We have been involved in a number of financings of portfolios of data centre projects (as opposed to the financing of a stand-alone project). Portfolio financing has the following advantages:
- it is cost efficient (e.g. reducing advisory fees);
- risk can be spread through cross-collateralisation, unlocking financing for smaller or riskier projects; and
- where the pool of data centres is a mix of brownfield and greenfield projects, leveraging the contracted assets to ensure debt capacity for new projects.
Although data centres can be financed on a wide variety of bases, we have predominantly seen project finance as the preferred structure for stand-alone projects. This means that the financing is provided to a special purpose vehicle (which will own the data centre) on a limited recourse basis. Lenders are willing to provide financing based on the expected revenues generated by one or more long-term offtake contracts.

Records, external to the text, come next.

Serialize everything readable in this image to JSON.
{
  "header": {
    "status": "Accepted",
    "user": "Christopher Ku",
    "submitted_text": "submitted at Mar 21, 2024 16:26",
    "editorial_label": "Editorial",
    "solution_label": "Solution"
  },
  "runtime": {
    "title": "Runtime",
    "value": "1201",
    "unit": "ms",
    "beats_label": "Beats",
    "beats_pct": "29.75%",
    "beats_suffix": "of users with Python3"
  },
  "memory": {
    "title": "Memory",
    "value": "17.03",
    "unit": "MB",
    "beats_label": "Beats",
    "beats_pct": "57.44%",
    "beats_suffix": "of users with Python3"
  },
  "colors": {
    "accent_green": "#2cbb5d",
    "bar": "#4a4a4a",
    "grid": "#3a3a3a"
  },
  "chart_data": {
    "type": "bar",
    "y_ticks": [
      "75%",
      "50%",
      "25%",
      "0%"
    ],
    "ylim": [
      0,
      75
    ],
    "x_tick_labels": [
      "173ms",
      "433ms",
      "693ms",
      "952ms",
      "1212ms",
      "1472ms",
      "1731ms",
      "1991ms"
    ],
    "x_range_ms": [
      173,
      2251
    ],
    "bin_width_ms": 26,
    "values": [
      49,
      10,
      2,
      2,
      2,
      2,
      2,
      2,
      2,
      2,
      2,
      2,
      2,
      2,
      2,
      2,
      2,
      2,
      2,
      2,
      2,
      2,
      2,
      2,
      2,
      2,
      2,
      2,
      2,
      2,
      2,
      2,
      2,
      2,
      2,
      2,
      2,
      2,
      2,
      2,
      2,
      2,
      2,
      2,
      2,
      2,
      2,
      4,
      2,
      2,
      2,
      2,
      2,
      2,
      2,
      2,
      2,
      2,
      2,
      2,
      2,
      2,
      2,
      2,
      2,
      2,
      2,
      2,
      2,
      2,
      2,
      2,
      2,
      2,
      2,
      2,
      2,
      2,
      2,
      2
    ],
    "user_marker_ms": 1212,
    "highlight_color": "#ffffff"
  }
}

However, portfolio financings can differ substantially from stand-alone project financings in a number of ways. For example, financial covenants are usually tested at a portfolio level rather than per individual project. Drawstop and event of default mechanics may not be triggered merely by an individual project being in default, depending on the importance of the project within the portfolio.
(iii) Borrowing base facilities
We have also advised on a borrowing base facility in the European market, an instrument not uncommon in the US. The structure was set up such that it functions as an umbrella facility for a pool of data centres whereby projects may be added or removed from such pool from time to time. The overall debt capacity fluctuates during the lifetime of the facility as the pool of data centres changes and/or matures over time.
(iv) Refinancing at holdco level
We have seen overall refinancings at holdco level of a large number of stand-alone project financings. This is attractive for developers which have built up a more mature portfolio of data centres, generating steady cashflows. An overall refinancing at holdco level will leave the developer with one syndicate of lenders, such that it no longer needs to manage various lender groups for individual projects. Lenders at holdco level will be financing on the basis of the aggregate cash flow generated by the holdco’s subsidiaries, with only limited controls at asset level. This is more akin to a corporate financing than a traditional project financing.
d. Flexible financing is important
In a rapidly changing and growing market, developers require flexibility. This may explain why we have not seen institutional investors becoming active as lenders in the European market. For this reason, we have also not seen securitisation in Europe, whereas this is more common in the US market.
e. Green and ESG-linked loans
Green data centres are a core area of green financing and we are seeing these implemented increasingly frequently, with a PUE metric as a methodology to define data centres as green (there appears to be an accepted market position of a PUE less than 1.5 being the threshold for a data centre to be defined as green). However, although there is an increased focus on ESG and green loans are common as a use of proceeds based instrument, the number of ESG-linked loans in this space seems to be limited. This may be explained by the fact that the new generation of hyperscale data centres are being built in accordance with the highest environmental standards, which is driven by all stakeholders involved (investors, offtakers, lenders and developers). Further incentives included in the financing documentation may not help to drive further improvement for this category of data centres. Where it is not evident that the incentives built into the documentation lead to actual improvement, lenders may fear being accused of greenwashing in view of recent legal action undertaken against banks. Also, negotiating effective key performance indicators (KPIs) has proven to take quite some time, which is not ideal in such a fast-moving market.
f. Green bonds
The market has seen a number of developers issuing green bonds, giving them access to long-term financing aimed at further reducing emissions and building more energy efficient data centres.